Neighborhood Spotlight: The London Borough of Southwark
explore ancient cathedrals, shakespeare’s globe, and a world-famous market, all within one incredible neighborhood.
By Sarah Bennett, Muhlenberg College
It has been a crazy, whirlwind two weeks since I arrived in London! With a whole new city to explore, I’ve barely sat still long enough to pour a cup of tea – a blasphemous confession coming from a tea-lover who’s just arrived in one of the most enthusiastic tea-loving countries in the world. Still, I’ve loved every second of these busy last two weeks, filling each day with sightseeing trips to London’s famed spots, visits to little neighborhood cafes and shops, and nights out with new friends from all around the world.
Over the last few days, I’ve discovered several amazing places, but one of the first I found – and can’t wait to revisit – is Southwark, a neighborhood that lies right on the River Thames. I didn’t know much about the area at first, but after hearing that it housed Borough Market, one of the best food markets in the country, my friends and I (immediately) decided to hop on the Underground and see what we could find.
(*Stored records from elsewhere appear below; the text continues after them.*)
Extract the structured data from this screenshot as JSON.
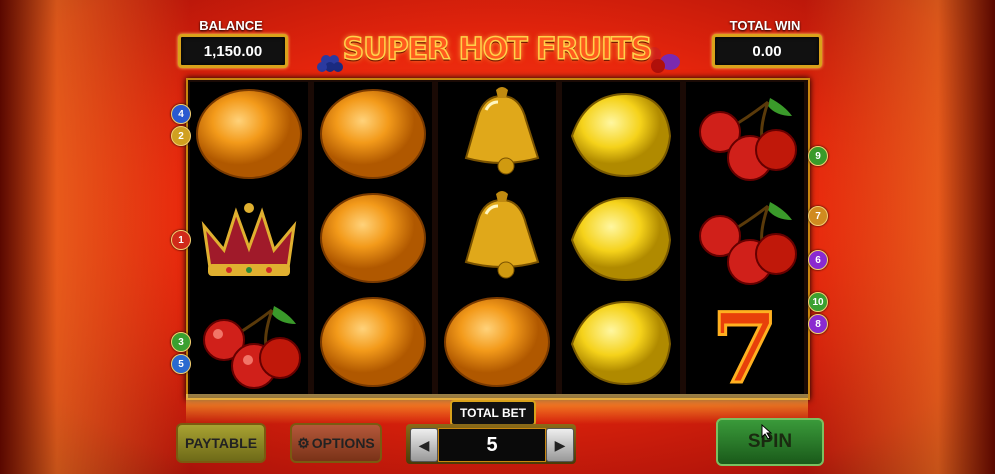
{
  "balance": {
    "label": "BALANCE",
    "value": "1,150.00"
  },
  "total_win": {
    "label": "TOTAL WIN",
    "value": "0.00"
  },
  "logo": {
    "text": "SUPER HOT FRUITS"
  },
  "reels": [
    [
      "orange",
      "crown",
      "cherries"
    ],
    [
      "orange",
      "orange",
      "orange"
    ],
    [
      "bell",
      "bell",
      "orange"
    ],
    [
      "lemon",
      "lemon",
      "lemon"
    ],
    [
      "cherries",
      "cherries",
      "seven"
    ]
  ],
  "paylines_left": [
    {
      "number": "4",
      "color": "#2a5ad0"
    },
    {
      "number": "2",
      "color": "#d0a020"
    },
    {
      "number": "1",
      "color": "#d02a1a"
    },
    {
      "number": "3",
      "color": "#3aa030"
    },
    {
      "number": "5",
      "color": "#2a6ad0"
    }
  ],
  "paylines_right": [
    {
      "number": "9",
      "color": "#3a9a2a"
    },
    {
      "number": "7",
      "color": "#d08a20"
    },
    {
      "number": "6",
      "color": "#8a2ad0"
    },
    {
      "number": "10",
      "color": "#3aa030"
    },
    {
      "number": "8",
      "color": "#8a2ad0"
    }
  ],
  "buttons": {
    "paytable": "PAYTABLE",
    "options": "OPTIONS",
    "spin": "SPIN"
  },
  "bet": {
    "label": "TOTAL BET",
    "value": "5"
  }
}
As it turns out, we should have taken a second to check the details. By the time we arrived, the bulk of the market had already closed. However, we were far from disappointed with what was left. As soon as we entered, we were met by the enticing aroma of curries and spices, interspersed here and there with the smell of baked goods and roasted nuts. About a dozen stands were still open, catering to all of those hungry latecomers (including us) who had missed the main event. Our noses led us from stall to stall as we attempted to decide between spicy rice noodles and falafels and curious-looking coconut pancakes. Eventually, we all settled on something different, sampling each other’s to get a little taste of everything.
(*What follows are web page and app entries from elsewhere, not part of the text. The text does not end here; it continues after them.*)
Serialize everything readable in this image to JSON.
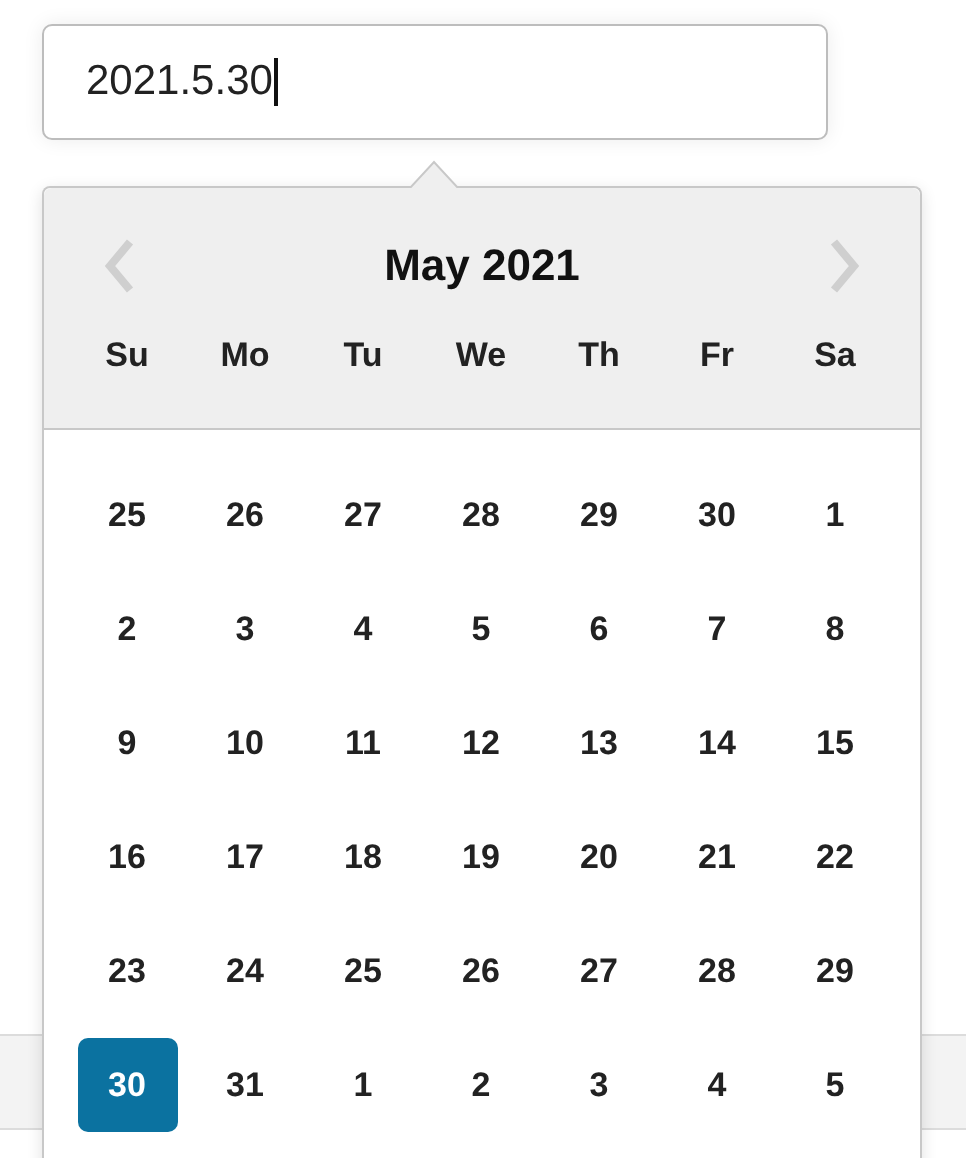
{
  "date_field": {
    "value": "2021.5.30"
  },
  "calendar": {
    "title": "May 2021",
    "weekdays": [
      "Su",
      "Mo",
      "Tu",
      "We",
      "Th",
      "Fr",
      "Sa"
    ],
    "weeks": [
      [
        {
          "label": "25",
          "selected": false
        },
        {
          "label": "26",
          "selected": false
        },
        {
          "label": "27",
          "selected": false
        },
        {
          "label": "28",
          "selected": false
        },
        {
          "label": "29",
          "selected": false
        },
        {
          "label": "30",
          "selected": false
        },
        {
          "label": "1",
          "selected": false
        }
      ],
      [
        {
          "label": "2",
          "selected": false
        },
        {
          "label": "3",
          "selected": false
        },
        {
          "label": "4",
          "selected": false
        },
        {
          "label": "5",
          "selected": false
        },
        {
          "label": "6",
          "selected": false
        },
        {
          "label": "7",
          "selected": false
        },
        {
          "label": "8",
          "selected": false
        }
      ],
      [
        {
          "label": "9",
          "selected": false
        },
        {
          "label": "10",
          "selected": false
        },
        {
          "label": "11",
          "selected": false
        },
        {
          "label": "12",
          "selected": false
        },
        {
          "label": "13",
          "selected": false
        },
        {
          "label": "14",
          "selected": false
        },
        {
          "label": "15",
          "selected": false
        }
      ],
      [
        {
          "label": "16",
          "selected": false
        },
        {
          "label": "17",
          "selected": false
        },
        {
          "label": "18",
          "selected": false
        },
        {
          "label": "19",
          "selected": false
        },
        {
          "label": "20",
          "selected": false
        },
        {
          "label": "21",
          "selected": false
        },
        {
          "label": "22",
          "selected": false
        }
      ],
      [
        {
          "label": "23",
          "selected": false
        },
        {
          "label": "24",
          "selected": false
        },
        {
          "label": "25",
          "selected": false
        },
        {
          "label": "26",
          "selected": false
        },
        {
          "label": "27",
          "selected": false
        },
        {
          "label": "28",
          "selected": false
        },
        {
          "label": "29",
          "selected": false
        }
      ],
      [
        {
          "label": "30",
          "selected": true
        },
        {
          "label": "31",
          "selected": false
        },
        {
          "label": "1",
          "selected": false
        },
        {
          "label": "2",
          "selected": false
        },
        {
          "label": "3",
          "selected": false
        },
        {
          "label": "4",
          "selected": false
        },
        {
          "label": "5",
          "selected": false
        }
      ]
    ]
  }
}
After we had eaten and spent a sufficient amount of time oggling the desserts, we set off to explore the surrounding area. We soon stumbled upon the majestic Southwark Cathedral, an ancient building that has served as a place of worship for over 1,000 years. Upon entering, we were taken with the building’s beautiful arches and stained glass windows, my favorites depicting scenes from Shakespearian plays. Apparently, Shakespeare and his brother, Edmund, had been among the cathedral’s famous visitors. There is a statue there in honor of the playwright, featuring him in a reclined position with a pen at the ready.
I’m an English major and a Shakespeare nerd, so I loved finding this little piece of history. However, a far better one lay just around the corner from the cathedral… Shakespeare’s Globe! The original Globe Theatre was built in 1559, burned down in 1613, rebuilt in 1614, and then destroyed once again thirty years later. While the current reconstruction wasn’t completed until 1997, it was designed to be a completely faithful replica.
I didn’t get a chance to go inside the theater, but I did buy tickets to see an upcoming production of Macbeth. The tickets were only five pounds, with the trade-off being you watch the show from the Standing Yard. In Shakespeare’s time, people who watched from this position were called groundlings, and threw rotten fruits and vegetables at the characters they didn’t like. While it was a common practice back in the day, I’m pretty sure the actors aren’t too keen on its happening anymore. Still, I guess I’ll find out in a couple of weeks!
When we left the Globe, we crossed the Thames by walking along the Millennium Bridge, which is perhaps most famous among our generation for its cameo in Harry Potter and the Half-Blood Prince. The bridge led us right to St. Paul’s Cathedral, a massive building that dates back to the late 17th century. After a long day of exploring, the massive steps leading up to the cathedral (not to mention the 530 extra ones inside) seemed a bit daunting, so we decided to hold off on entering. When we went back a few days later, we spent hours walking around the crypts down below, staring at the beautiful paintings at the top of the dome, and pressing our ears up to the walls of the Whispering Galley, where you can whisper into the wall and be heard from across the room. We walked all the way up the tall, narrow staircase (I’ll repeat: 530 steps) to get to the very top of the dome, giving us an incredible view of London.
The first time I visited Southwark, I didn’t realize that it was such a famous neighborhood with so many landmarks. All I knew was that it had a good food market – which is more than enough reason to make a trip if you ask me. Honestly, I think the fact that I didn’t know what to expect was what made my first visit so exciting. We had no idea what we were going to find, and every time we turned a corner and found something new – the Globe, an ancient cathedral, a famous bridge from Harry Potter – I mean, British history – we were completely surprised and delighted.
I’m definitely not finished with this area yet. I’ll be back soon enough to see Macbeth at the Globe, and I can’t wait to see Borough Market when it’s in its full swing. Besides, I could easily go for another round of coconut pancakes.